= Beginning of Section =

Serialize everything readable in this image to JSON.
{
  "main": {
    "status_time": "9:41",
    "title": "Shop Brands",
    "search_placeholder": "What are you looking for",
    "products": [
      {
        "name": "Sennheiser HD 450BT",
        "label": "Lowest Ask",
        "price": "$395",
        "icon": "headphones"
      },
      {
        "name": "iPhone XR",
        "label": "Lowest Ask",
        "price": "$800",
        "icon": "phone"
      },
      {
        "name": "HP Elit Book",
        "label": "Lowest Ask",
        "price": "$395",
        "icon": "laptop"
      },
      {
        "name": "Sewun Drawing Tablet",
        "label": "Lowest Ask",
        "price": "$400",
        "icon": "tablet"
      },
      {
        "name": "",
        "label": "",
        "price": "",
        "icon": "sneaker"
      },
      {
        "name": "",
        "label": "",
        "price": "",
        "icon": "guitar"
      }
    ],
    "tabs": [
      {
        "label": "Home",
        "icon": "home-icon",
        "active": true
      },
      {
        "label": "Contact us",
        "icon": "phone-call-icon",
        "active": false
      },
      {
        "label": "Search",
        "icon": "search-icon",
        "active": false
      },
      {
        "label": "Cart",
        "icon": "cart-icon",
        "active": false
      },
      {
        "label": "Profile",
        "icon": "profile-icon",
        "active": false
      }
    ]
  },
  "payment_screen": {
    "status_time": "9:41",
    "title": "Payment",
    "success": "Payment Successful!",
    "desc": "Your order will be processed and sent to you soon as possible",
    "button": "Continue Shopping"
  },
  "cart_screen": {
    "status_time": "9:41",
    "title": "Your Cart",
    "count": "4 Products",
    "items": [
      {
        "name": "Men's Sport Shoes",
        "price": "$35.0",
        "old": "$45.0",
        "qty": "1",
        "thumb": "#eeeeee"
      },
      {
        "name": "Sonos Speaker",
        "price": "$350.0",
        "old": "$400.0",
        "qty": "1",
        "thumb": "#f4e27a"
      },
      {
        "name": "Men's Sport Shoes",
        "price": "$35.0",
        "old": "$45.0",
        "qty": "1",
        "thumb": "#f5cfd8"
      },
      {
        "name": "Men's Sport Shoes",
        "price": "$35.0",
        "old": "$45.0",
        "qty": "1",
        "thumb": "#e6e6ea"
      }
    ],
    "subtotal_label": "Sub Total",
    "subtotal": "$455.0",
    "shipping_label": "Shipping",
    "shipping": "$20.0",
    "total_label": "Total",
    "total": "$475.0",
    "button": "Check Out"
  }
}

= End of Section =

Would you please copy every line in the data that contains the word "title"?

    "title": "Shop Brands",
    "title": "Payment",
    "title": "Your Cart",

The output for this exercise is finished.